● **Aim of the task**
Your answer must be one number: the count of lines below that hold the word "Ctrl".

● **Provided material**

============================================================

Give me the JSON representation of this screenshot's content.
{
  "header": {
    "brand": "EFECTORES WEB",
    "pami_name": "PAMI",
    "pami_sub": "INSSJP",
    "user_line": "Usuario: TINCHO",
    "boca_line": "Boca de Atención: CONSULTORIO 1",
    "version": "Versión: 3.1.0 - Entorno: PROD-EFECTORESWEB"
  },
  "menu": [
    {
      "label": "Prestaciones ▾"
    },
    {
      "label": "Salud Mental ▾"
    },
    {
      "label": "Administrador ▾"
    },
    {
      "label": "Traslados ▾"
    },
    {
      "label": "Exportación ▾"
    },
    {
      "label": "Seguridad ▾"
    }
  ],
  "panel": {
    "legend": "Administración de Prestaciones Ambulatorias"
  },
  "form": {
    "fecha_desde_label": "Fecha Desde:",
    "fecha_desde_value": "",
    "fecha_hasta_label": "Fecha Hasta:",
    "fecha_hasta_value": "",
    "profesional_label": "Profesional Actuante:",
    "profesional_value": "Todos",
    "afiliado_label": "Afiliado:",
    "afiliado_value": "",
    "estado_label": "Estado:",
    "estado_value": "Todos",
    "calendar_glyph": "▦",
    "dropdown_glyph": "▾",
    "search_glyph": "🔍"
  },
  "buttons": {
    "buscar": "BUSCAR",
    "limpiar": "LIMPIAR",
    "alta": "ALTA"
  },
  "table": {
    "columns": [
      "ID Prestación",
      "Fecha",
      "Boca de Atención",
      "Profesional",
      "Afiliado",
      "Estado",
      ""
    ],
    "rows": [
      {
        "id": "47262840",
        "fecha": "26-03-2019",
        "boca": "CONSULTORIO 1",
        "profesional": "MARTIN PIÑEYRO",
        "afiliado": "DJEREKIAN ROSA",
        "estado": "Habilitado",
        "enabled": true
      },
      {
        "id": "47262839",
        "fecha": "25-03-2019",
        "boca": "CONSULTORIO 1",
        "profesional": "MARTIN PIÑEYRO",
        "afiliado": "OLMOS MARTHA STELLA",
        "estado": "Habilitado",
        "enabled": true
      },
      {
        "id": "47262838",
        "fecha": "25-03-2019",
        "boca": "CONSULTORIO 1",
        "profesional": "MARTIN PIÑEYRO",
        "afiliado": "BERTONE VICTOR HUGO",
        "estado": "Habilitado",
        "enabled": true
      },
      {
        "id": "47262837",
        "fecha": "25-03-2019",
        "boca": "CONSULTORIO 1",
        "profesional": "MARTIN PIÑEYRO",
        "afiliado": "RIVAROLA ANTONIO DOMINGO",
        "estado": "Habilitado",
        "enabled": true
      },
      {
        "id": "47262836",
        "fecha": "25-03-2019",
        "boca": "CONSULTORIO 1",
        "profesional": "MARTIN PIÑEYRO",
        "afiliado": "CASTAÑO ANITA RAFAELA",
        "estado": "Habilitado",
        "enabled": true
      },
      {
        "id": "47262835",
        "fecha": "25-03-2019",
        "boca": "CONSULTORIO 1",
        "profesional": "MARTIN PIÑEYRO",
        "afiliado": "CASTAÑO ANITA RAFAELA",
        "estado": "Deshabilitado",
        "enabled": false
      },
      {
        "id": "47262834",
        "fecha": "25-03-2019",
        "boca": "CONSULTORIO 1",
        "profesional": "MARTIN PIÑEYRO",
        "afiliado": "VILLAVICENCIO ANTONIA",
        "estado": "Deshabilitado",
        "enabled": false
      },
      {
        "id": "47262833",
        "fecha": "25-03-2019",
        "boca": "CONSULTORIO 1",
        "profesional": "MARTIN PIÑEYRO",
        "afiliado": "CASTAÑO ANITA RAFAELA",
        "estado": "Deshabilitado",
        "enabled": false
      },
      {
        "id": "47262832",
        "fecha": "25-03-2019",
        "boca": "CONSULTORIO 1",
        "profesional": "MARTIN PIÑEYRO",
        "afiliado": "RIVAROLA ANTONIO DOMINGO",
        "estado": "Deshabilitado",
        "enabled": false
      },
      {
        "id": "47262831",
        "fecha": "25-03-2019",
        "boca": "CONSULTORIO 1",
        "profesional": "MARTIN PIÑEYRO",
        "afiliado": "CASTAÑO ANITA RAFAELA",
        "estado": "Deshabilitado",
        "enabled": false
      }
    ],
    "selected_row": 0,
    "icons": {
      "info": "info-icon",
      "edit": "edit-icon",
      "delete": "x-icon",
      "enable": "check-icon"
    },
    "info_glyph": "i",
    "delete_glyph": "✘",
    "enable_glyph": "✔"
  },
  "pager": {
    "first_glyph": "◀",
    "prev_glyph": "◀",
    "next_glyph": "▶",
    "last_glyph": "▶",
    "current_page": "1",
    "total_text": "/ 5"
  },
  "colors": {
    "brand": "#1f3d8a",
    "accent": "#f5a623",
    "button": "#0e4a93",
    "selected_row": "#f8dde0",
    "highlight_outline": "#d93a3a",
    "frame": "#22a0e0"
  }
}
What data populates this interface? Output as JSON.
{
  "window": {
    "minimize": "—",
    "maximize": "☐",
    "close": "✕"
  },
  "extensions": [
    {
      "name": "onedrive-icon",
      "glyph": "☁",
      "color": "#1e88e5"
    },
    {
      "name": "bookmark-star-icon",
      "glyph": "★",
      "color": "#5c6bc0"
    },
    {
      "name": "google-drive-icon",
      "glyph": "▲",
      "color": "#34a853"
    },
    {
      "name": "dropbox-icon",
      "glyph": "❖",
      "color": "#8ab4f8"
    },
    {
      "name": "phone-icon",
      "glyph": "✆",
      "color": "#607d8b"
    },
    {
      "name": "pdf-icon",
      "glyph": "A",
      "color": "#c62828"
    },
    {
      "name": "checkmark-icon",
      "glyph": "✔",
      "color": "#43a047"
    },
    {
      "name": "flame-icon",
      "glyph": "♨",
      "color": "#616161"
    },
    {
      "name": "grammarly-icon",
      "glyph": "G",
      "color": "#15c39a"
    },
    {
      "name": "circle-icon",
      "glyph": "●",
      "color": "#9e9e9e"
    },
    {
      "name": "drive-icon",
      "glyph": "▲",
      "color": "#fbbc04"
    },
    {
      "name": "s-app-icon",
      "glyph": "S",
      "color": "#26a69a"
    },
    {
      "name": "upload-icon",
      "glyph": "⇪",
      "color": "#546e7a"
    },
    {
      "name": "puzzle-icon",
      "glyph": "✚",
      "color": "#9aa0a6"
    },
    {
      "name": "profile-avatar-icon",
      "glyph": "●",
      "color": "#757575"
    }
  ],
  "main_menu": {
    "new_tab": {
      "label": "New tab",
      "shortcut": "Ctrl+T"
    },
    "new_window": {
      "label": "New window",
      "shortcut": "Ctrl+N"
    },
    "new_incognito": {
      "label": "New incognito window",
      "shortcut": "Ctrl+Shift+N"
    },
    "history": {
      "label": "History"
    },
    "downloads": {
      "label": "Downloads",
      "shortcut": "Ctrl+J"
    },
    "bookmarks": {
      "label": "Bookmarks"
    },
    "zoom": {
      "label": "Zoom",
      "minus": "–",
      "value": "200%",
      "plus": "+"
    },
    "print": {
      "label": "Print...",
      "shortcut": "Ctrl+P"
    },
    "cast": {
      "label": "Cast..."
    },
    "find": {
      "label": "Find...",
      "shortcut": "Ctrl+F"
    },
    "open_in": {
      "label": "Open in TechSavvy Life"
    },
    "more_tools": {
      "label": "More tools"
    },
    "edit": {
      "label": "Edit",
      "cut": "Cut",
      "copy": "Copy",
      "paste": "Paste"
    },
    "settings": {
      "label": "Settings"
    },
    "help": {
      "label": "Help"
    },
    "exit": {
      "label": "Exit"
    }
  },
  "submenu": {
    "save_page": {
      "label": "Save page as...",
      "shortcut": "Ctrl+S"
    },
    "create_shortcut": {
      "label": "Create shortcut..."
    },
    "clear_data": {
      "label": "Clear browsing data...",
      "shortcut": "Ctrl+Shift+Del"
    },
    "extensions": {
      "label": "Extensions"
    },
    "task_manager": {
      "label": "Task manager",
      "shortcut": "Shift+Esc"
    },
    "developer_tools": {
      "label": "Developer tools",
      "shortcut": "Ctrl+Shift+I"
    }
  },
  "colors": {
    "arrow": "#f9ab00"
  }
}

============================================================

● **Response to the task**
9